First, the water was drained, purified, and released to a stream. While workers dismantled an old steel tank's wooden roof bracing, pieces of the old beams broke, dropped into the tar, and became splinters or chips as bulldozer's treads ground the wood as the bulldozer pushed the tar into a collecting pit. The company could no longer sell the tar to anyone for fuel or road use because the chips would plug burner nozzles or construction machine nozzles. Dumping would have been inappropriate not to mention the prohibitive transport and dumping costs. Time was running out for offering the cleared site to a municipality.
The company's project engineer decided on a Kason VIBROSCREEN Circular Screen Separator. Kason shipped the unit very quickly to help the company meet its deadline. Injected steam in the tar/chip mixture allowed for pumping it from the pit to the center of the separator's screen.
After passing through a 60 in. (1530 mm) diameter 30 mesh market grade screen, the tar exited through the spout. Once through the separator, the tar was fed to a storage tank for shipment to a local steam generating facility as fuel.
The chips moved across the vibrating screen surface and fell into 55-gallon (208 liter) steel drums that workers placed under the separator's solids exit spout. Trucks transported 90 drums of chips to an incinerator for disposal. Since the separation and transportation took place within 30 days, the site was cleared and sold to the city on time.
"Without this separator, we'd have been unable to get rid of the tar at a reasonable cost, in an environmentally sound manner," the engineer reported. "It sure saved us a lot of grief, and I will highly recommend this unit to any…company that has a similar condition," he added.
Screen Tips - Volume 10, Number 1 Spring 1995
When workers tried to remove wood beams from tank support structure, some of them fell into the tar, rendering it unusable for fuel or road use. Worse than this, the wood chips from the beams had to be separated from the tar before they could be properly disposed of.
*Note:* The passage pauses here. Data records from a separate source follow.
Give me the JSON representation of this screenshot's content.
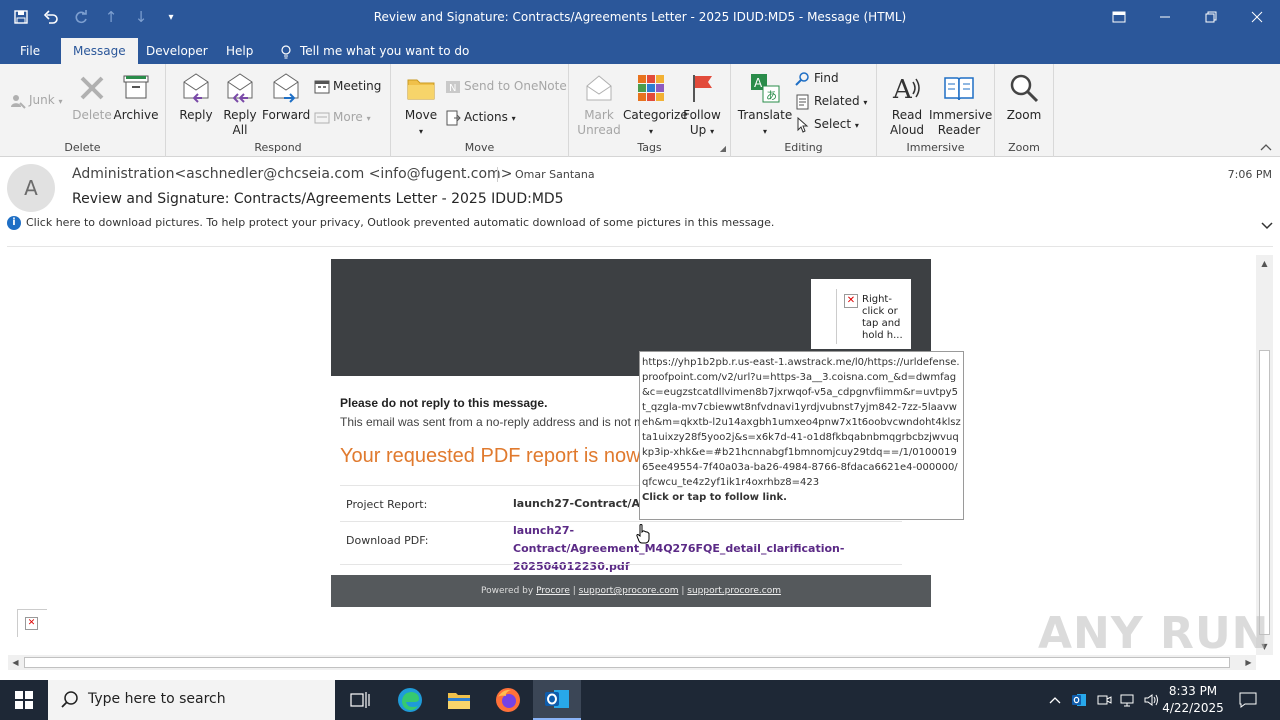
{
  "window": {
    "title": "Review and Signature: Contracts/Agreements Letter - 2025 IDUD:MD5  -  Message (HTML)"
  },
  "menu": {
    "tabs": [
      "File",
      "Message",
      "Developer",
      "Help"
    ],
    "tell_me": "Tell me what you want to do"
  },
  "ribbon": {
    "delete_group": {
      "junk": "Junk",
      "delete": "Delete",
      "archive": "Archive",
      "label": "Delete"
    },
    "respond_group": {
      "reply": "Reply",
      "reply_all_1": "Reply",
      "reply_all_2": "All",
      "forward": "Forward",
      "meeting": "Meeting",
      "more": "More",
      "label": "Respond"
    },
    "move_group": {
      "move": "Move",
      "onenote": "Send to OneNote",
      "actions": "Actions",
      "label": "Move"
    },
    "tags_group": {
      "mark_1": "Mark",
      "mark_2": "Unread",
      "categorize": "Categorize",
      "follow_1": "Follow",
      "follow_2": "Up",
      "label": "Tags"
    },
    "editing_group": {
      "translate": "Translate",
      "find": "Find",
      "related": "Related",
      "select": "Select",
      "label": "Editing"
    },
    "immersive_group": {
      "read_1": "Read",
      "read_2": "Aloud",
      "imm_1": "Immersive",
      "imm_2": "Reader",
      "label": "Immersive"
    },
    "zoom_group": {
      "zoom": "Zoom",
      "label": "Zoom"
    }
  },
  "header": {
    "avatar": "A",
    "sender": "Administration<aschnedler@chcseia.com <info@fugent.com>",
    "recipient": "Omar Santana",
    "time": "7:06 PM",
    "subject": "Review and Signature: Contracts/Agreements Letter - 2025 IDUD:MD5",
    "info": "Click here to download pictures. To help protect your privacy, Outlook prevented automatic download of some pictures in this message."
  },
  "email": {
    "broken_image_text": "Right-click or tap and hold h...",
    "noreply_title": "Please do not reply to this message.",
    "noreply_text": "This email was sent from a no-reply address and is not m",
    "headline": "Your requested PDF report is now",
    "project_label": "Project Report:",
    "project_value": "launch27-Contract/Agr",
    "download_label": "Download PDF:",
    "download_value": "launch27-Contract/Agreement_M4Q276FQE_detail_clarification-202504012230.pdf",
    "footer_prefix": "Powered by",
    "footer_link1": "Procore",
    "footer_link2": "support@procore.com",
    "footer_link3": "support.procore.com"
  },
  "tooltip": {
    "url": "https://yhp1b2pb.r.us-east-1.awstrack.me/l0/https://urldefense.proofpoint.com/v2/url?u=https-3a__3.coisna.com_&d=dwmfag&c=eugzstcatdllvimen8b7jxrwqof-v5a_cdpgnvfiimm&r=uvtpy5t_qzgla-mv7cbiewwt8nfvdnavi1yrdjvubnst7yjm842-7zz-5laavweh&m=qkxtb-l2u14axgbh1umxeo4pnw7x1t6oobvcwndoht4klszta1uixzy28f5yoo2j&s=x6k7d-41-o1d8fkbqabnbmqgrbcbzjwvuqkp3ip-xhk&e=#b21hcnnabgf1bmnomjcuy29tdq==/1/010001965ee49554-7f40a03a-ba26-4984-8766-8fdaca6621e4-000000/qfcwcu_te4z2yf1ik1r4oxrhbz8=423",
    "footer": "Click or tap to follow link."
  },
  "watermark": "ANY RUN",
  "taskbar": {
    "search_placeholder": "Type here to search",
    "time": "8:33 PM",
    "date": "4/22/2025"
  }
}
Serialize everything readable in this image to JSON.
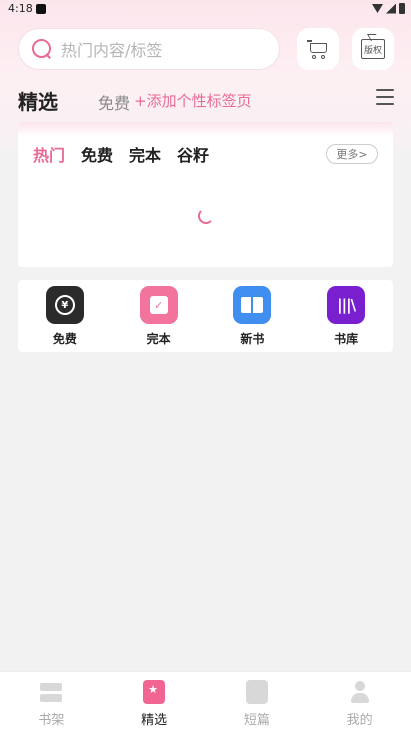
{
  "status_bar": {
    "time": "4:18"
  },
  "search": {
    "placeholder": "热门内容/标签"
  },
  "header_icons": {
    "cart": "cart-icon",
    "copyright": "copyright-icon",
    "copyright_text": "版权"
  },
  "tabs": {
    "selected": "精选",
    "free": "免费",
    "add_tag": "+添加个性标签页"
  },
  "hot_card": {
    "tabs": [
      "热门",
      "免费",
      "完本",
      "谷籽"
    ],
    "more": "更多>"
  },
  "shortcuts": [
    {
      "label": "免费",
      "icon": "free-icon",
      "glyph": "¥"
    },
    {
      "label": "完本",
      "icon": "finished-icon",
      "glyph": "✓"
    },
    {
      "label": "新书",
      "icon": "new-book-icon",
      "glyph": ""
    },
    {
      "label": "书库",
      "icon": "library-icon",
      "glyph": "|||\\"
    }
  ],
  "bottom_nav": [
    {
      "label": "书架",
      "icon": "bookshelf-icon"
    },
    {
      "label": "精选",
      "icon": "featured-icon"
    },
    {
      "label": "短篇",
      "icon": "short-story-icon"
    },
    {
      "label": "我的",
      "icon": "profile-icon"
    }
  ],
  "colors": {
    "accent": "#e86b94",
    "background": "#f2f2f2"
  }
}
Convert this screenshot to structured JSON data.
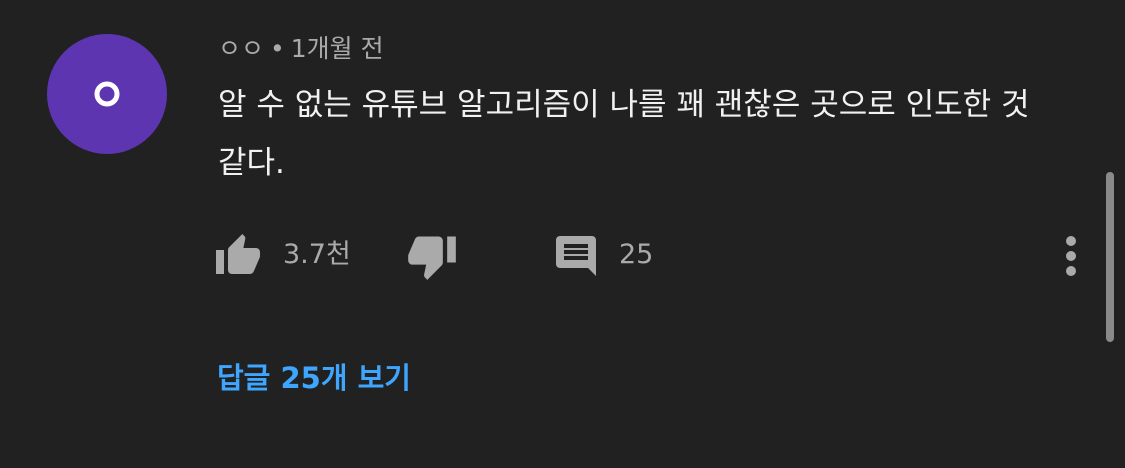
{
  "comment": {
    "author": "ㅇㅇ",
    "separator": "•",
    "time": "1개월 전",
    "text": "알 수 없는 유튜브 알고리즘이 나를 꽤 괜찮은 곳으로 인도한 것 같다.",
    "avatar_color": "#5e35b1"
  },
  "actions": {
    "like_count": "3.7천",
    "reply_count": "25",
    "like_icon": "thumb-up-icon",
    "dislike_icon": "thumb-down-icon",
    "reply_icon": "comment-icon",
    "more_icon": "more-vert-icon"
  },
  "replies": {
    "view_label": "답글 25개 보기",
    "link_color": "#3ea6ff"
  }
}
A VIBROSCREEN Circular Screen Separator was brought in during a rainstorm to separate wood chips from tar after it was heated via steam injection.